Again, the fur may be treated with the organic acid and zirconium compound in one bath, convenient proportions being, for instance, 10 to parts of zirconium compound to 1 part of citric acid or the like. After shampooing, the fur is thoroughly wetted with this solution, and is put up in curlers or like mechanical devices and is allowed to stand for about an hour, being dried without removing the mechanical curling devices. After thoroughly washing with water, and drying, the mechanical curling devices are removed.
Illustrative examples are as follows:
I. Five parts of dry powdered zirconium sulphate is mixed with two parts of powdered citric acid. One ounce of this material dissolved in a quarter of warm water is the setting solution for home waving.
II. Two parts of citric acid powder is mixed with one part of zirconium sulphate powder.
III. Same as Examples I and II except that zirconium oxychloride is substituted for the sulphate.
IV. Same as Examples I and II except that zirconium nitrate is substituted for the sulphate.
V. 6.25 parts of sodium zirconium sulphate is mixed with two parts of powdered citric acid.
VI. Two parts of citric acid is mixed with 1.25 parts of sodium zirconium sulphate.
VII. Same as V and VI except that ammonium zirconium sulphate is substituted for the sodium derivative.

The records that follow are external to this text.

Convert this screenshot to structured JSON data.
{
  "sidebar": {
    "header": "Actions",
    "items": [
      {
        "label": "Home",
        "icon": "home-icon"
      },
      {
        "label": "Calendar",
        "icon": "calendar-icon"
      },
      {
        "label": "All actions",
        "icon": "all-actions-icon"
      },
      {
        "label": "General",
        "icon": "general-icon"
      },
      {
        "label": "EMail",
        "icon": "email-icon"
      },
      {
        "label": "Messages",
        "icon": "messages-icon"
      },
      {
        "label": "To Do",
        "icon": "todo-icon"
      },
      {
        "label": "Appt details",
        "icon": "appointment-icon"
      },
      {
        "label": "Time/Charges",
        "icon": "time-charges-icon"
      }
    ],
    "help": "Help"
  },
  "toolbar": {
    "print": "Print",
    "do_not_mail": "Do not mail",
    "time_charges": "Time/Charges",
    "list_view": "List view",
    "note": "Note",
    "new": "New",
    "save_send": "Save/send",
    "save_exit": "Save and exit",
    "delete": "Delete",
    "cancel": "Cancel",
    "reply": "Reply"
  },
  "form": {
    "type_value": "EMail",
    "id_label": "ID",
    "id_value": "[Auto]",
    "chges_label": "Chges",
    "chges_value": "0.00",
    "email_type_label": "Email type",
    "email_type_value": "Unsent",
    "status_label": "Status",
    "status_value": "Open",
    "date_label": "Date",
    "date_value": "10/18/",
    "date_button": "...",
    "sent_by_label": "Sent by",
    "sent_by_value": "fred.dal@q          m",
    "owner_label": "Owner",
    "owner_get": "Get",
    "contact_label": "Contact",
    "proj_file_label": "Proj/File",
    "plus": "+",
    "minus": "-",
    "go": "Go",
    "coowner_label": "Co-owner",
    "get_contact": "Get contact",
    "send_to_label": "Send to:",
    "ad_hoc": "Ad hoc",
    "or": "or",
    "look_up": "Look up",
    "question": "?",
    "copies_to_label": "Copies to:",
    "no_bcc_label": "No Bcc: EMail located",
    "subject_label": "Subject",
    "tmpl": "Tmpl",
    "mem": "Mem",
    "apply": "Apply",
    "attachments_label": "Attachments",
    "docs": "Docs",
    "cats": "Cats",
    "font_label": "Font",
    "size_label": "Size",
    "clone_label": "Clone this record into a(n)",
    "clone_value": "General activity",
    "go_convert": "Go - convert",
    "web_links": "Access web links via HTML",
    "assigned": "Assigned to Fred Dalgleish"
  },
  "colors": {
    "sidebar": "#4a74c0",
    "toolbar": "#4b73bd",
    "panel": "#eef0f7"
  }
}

VIII. Same as VII except that sodium zirconium chloride, ammonium zirconium chloride or potassium zirconium chloride or magnesium zirconium chloride or calcium zirconium chloride is substituted for the sodium zirconium sulphate.

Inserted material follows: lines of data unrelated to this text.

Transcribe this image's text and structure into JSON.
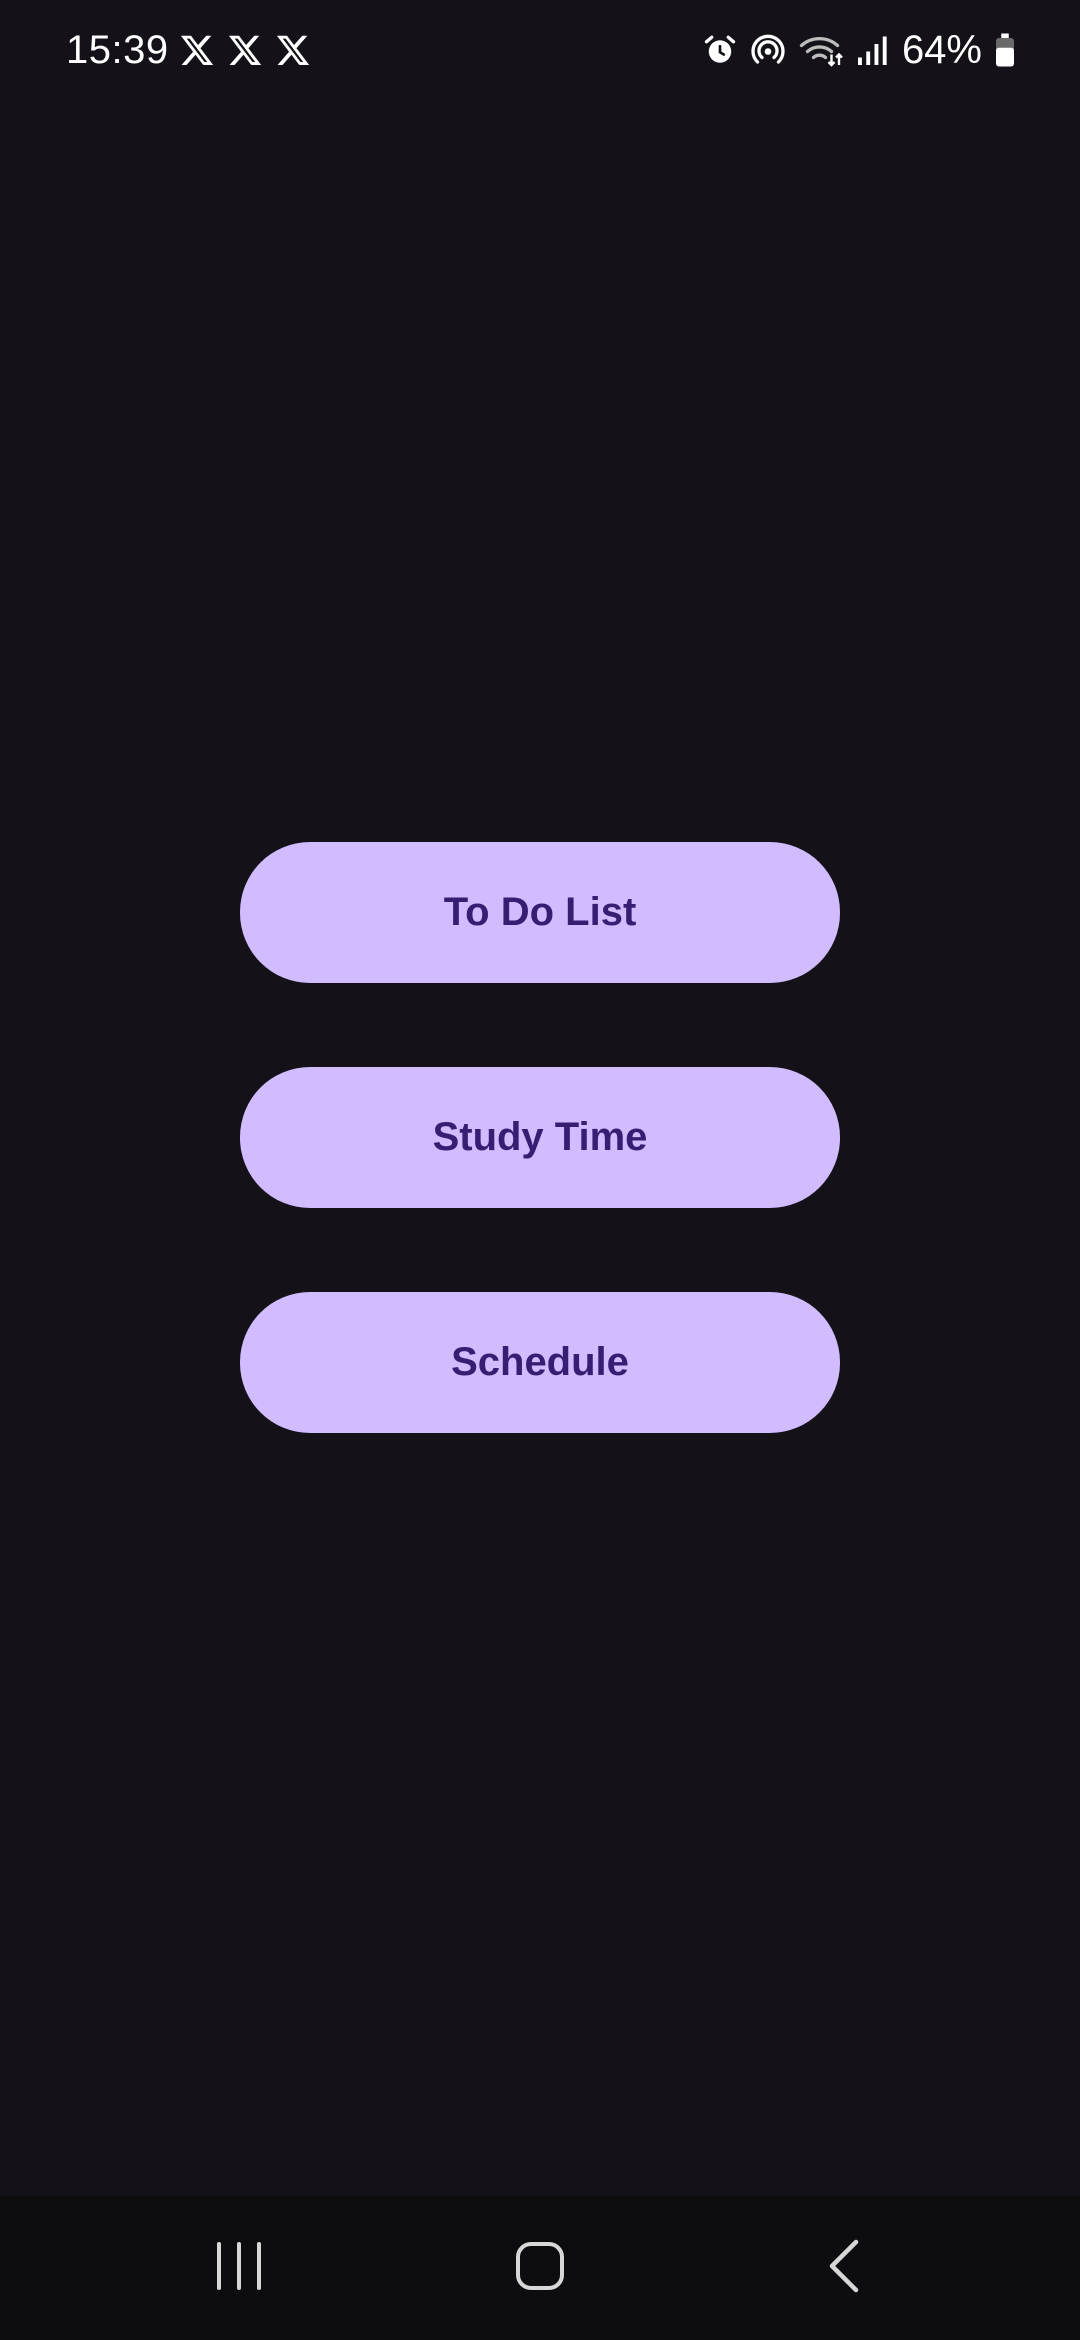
{
  "status_bar": {
    "time": "15:39",
    "notification_icons": [
      "x-icon",
      "x-icon",
      "x-icon"
    ],
    "system_icons": [
      "alarm-icon",
      "hotspot-icon",
      "wifi-icon",
      "signal-icon",
      "battery-icon"
    ],
    "battery_percent": "64%"
  },
  "menu": {
    "buttons": [
      {
        "label": "To Do List"
      },
      {
        "label": "Study Time"
      },
      {
        "label": "Schedule"
      }
    ]
  },
  "nav_bar": {
    "icons": [
      "recents-icon",
      "home-icon",
      "back-icon"
    ]
  },
  "colors": {
    "background": "#141218",
    "button_bg": "#d0bcff",
    "button_text": "#381e72",
    "nav_bg": "#0d0d0f"
  }
}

IX. Same as I or II except that the organic acid is tartaric.
X. Same as I or II except the organic acid is glycollic or lactic or glyceric or gluconic, or hydracrylic. In these cases, the efiective reagent is supplied in the form of a concentrated solution in which a solution consisting of 25 parts of the combination and parts of water is used.
Other modes of applying the principle of the invention may be employed, change being made as regards the detail described, provided the features stated in any of the following claims, or the equivalent of such, be employed.
I therefore particularly point out and distinctly claim as my invention:
1. In a process of treating hair for imparting curliness thereto, the step of subjecting it to a solution of a zirconium compound and a hydroxy-carboxylic acid.
2. In a process of treating hair, imparting curliness thereto by subjecting it to a dissolved zirconium compound and a hydroxy-carboxylic acid and an agent surface-active in acid medium.
3. In a process of treating hair for imparting curliness thereto, the step of subjecting it to the action of a solution of a zirconium salt and a hydroxy-carboxylic acid and an agent surface-active in acid medium.
4. In a process of treating hair for imparting curliness thereto, the step of subjecting it to the action of a solution of a zirconium salt and citric acid.
5. In a process of treating hair for imparting curliness thereto, the step of subjecting it to the action of a solution of a zirconium salt and citric acid and an agent surface-active in acid medium.
References Cited in the file of this patent UNITED STATES PATENTS 2,127,304 Mauthe Aug. 16, 1938 2,294,384 Champion Sept. 1, 1942 2,498,514 Van Mater Feb. 21, 1950 2,507,128 Wainer May 9, 1950 2,535,022 Swanson Dec. 19, 1950 OTHER REFERENCES Balfe et al.: Manufacture German Synthetic Tanning Materials, abstract in J. Am. Leather Chemists Assn, September 1947, page 476.
Am. Perfumer and Essential Oil Review, April 1949, pages 293-295.